Back to the divergent views of Steel Panther – it really doesn’t matter which view you take on the band, at least not with Don’t Stop Believin’. Steel Panther conveys the emotions of the strangers waiting, the smalltown girls, the city boys, and the streetlight people. Steel Panther also shows us their own dreams with their cover of Don’t Stop Believin’. Steel Panther rocks hard and loud with this cover.
Cover Martina McBride (2010)
Honestly, I don’t know what to say about the Martina McBride cover of Don’t Stop Beleivin’. Of all the versions thus far, it’s got more of a karaoke feel. Then again – as I said earlier, Don’t Stop Beleivin’ is one of the most popular karaoke songs ever. The crowd seems to like the song – and you certainly get that emotional boost throughout the song. So I guess with that being said, while not the best cover ever, Martina McBride’s cover fits in with the rest of the streetlight people.
Cover – Klingon Pop Warrior (2017)

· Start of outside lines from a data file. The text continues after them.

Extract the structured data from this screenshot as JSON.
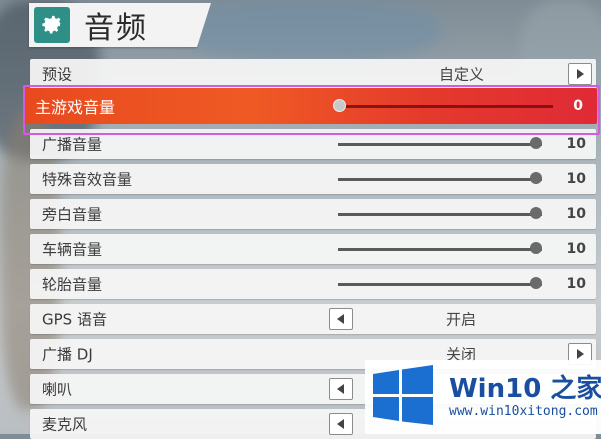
{
  "header": {
    "title": "音频",
    "icon": "gear-icon",
    "accent": "#2e8f86"
  },
  "rows": {
    "preset": {
      "label": "预设",
      "value": "自定义"
    },
    "main_volume": {
      "label": "主游戏音量",
      "value": "0",
      "level": 0
    },
    "broadcast_volume": {
      "label": "广播音量",
      "value": "10",
      "level": 1
    },
    "special_fx_volume": {
      "label": "特殊音效音量",
      "value": "10",
      "level": 1
    },
    "narration_volume": {
      "label": "旁白音量",
      "value": "10",
      "level": 1
    },
    "vehicle_volume": {
      "label": "车辆音量",
      "value": "10",
      "level": 1
    },
    "tire_volume": {
      "label": "轮胎音量",
      "value": "10",
      "level": 1
    },
    "gps_voice": {
      "label": "GPS 语音",
      "value": "开启"
    },
    "broadcast_dj": {
      "label": "广播 DJ",
      "value": "关闭"
    },
    "speaker": {
      "label": "喇叭",
      "value": ""
    },
    "microphone": {
      "label": "麦克风",
      "value": ""
    }
  },
  "watermark": {
    "title": "Win10 之家",
    "url": "www.win10xitong.com"
  },
  "colors": {
    "selected_start": "#e84a1e",
    "selected_end": "#e02a36",
    "focus": "#d35be0"
  }
}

Yes – there’s a version of Don’t Stop Believin’ translated into Klingon. BIHar ‘e’ yImevQo’ might sound geeky, tongue in cheek, and even cheesy, but if you know any trekkies – you know they are a very passionate people. Klingon Pop Warrior is no exception, as she shows the song (both in English and in Klingon) really belongs to everyone and really crosses every boundary imaginable. We all have dreams, we all have passions, and damn it, if you want to put on face make up and sing in Klingon – who am I to stop you! Follow your passions – no one ever said that streetlight people have to be human!

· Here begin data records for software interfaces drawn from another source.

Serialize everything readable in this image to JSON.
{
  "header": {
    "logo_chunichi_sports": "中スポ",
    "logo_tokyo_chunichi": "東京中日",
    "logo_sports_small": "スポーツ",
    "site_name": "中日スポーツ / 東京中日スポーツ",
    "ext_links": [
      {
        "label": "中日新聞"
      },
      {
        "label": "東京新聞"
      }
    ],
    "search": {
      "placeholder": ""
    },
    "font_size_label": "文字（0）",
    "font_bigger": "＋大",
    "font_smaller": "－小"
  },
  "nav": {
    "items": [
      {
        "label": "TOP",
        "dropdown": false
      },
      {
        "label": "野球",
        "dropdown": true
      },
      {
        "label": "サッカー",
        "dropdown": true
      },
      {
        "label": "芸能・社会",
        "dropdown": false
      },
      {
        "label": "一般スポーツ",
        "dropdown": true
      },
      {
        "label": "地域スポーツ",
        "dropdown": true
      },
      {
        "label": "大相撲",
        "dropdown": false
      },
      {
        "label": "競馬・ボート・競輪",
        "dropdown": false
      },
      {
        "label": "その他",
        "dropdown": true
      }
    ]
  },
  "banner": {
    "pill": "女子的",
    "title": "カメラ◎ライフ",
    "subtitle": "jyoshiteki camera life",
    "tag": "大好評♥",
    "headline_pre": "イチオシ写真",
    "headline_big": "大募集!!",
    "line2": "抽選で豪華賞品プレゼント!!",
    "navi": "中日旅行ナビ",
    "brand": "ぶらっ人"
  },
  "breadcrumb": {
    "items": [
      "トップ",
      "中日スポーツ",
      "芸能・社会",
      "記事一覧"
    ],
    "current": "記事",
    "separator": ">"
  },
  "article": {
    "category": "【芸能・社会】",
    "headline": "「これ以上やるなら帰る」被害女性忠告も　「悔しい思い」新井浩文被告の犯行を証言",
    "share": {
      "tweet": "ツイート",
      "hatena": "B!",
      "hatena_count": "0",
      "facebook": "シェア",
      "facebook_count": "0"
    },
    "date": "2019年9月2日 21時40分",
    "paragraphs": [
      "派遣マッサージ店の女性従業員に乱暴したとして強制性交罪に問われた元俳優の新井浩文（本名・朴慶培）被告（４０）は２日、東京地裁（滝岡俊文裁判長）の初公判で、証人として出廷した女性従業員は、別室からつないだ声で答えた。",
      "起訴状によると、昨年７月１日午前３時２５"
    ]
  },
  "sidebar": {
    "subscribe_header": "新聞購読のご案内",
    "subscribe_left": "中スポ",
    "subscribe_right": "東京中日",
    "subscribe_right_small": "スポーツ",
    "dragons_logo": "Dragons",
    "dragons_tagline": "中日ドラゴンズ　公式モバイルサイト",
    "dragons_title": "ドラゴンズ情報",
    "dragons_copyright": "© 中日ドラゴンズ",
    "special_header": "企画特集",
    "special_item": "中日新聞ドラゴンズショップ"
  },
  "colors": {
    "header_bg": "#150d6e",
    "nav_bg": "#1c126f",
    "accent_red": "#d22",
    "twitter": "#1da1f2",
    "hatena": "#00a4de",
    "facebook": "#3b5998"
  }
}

By the way – the bandcamp version of BIHar ‘e’ yImevQo’ is far superior to the video posted below.
Cover – Mickey Thomas (2017)
Finally, we get to a cover of Don’t Stop Believin’ by Mickey Thomas (Jefferson Starship / Starship). Mickey Thomas might be responsible for one of the most hated songs ever recorded – he’s also responsible for one of the most soulless covers ever recorded.
Ok, maybe I went to far – but when I claimed Martina McBride’s version sounded like a karaoke version – at least it had a soul! The Mickey Thomas version of Don’t Stop Believin’ just sounds like he had an empty spot on the set list, and jammed the most popular song he could think of into the void.
As far as the technicals of the song, he and the backing band (which still call themselves Staship) plays the song perfectly. Thomas even manages to sound a lot like Steve Tyler, which is kind of impressive. But this perfection is exactly why the Mickey Thomas version of the song is soulless. The cover is just too perfect. There’s no error, there’s no individuality, there’s no divergence into the self.
Mickey Thomas with his “perfect” cover of Don’t Stop Believin’ misses the entire point of the song. We streetlight people are all individuals (including Thomas). We all have our imperfections and our preferences. To demand such stone cold perfection is to deny one’s individuality.
Which of These Streetlight people did Don’t Stop Believin’ right?
Usually I compare and contrast the different version of a song at this point With a song like Don’t Stop Believin’, however, as long as you get the message right, you get the prize for best cover. Mickey Thomas does not win the prize, but I feel like every other artist mentioned in this article brought out the emotions of the song and expressed their individuality well enough to “get” Don’t Stop Believin’.
Certainly, I have a few favorites – The original, The Steel Panther, Petra Haden, and Badly Drawn Boy versions top my list – but that’s subjective. Don’t Stop Believin’ is about individuality, and thus the subjective is irrelevant.
So listen to whatever version you want – even the Mickey Thomas version. Listen to it often, feel the emotions, and get inspired! Most of all, my fellow streetlight people, don’t stop believin’!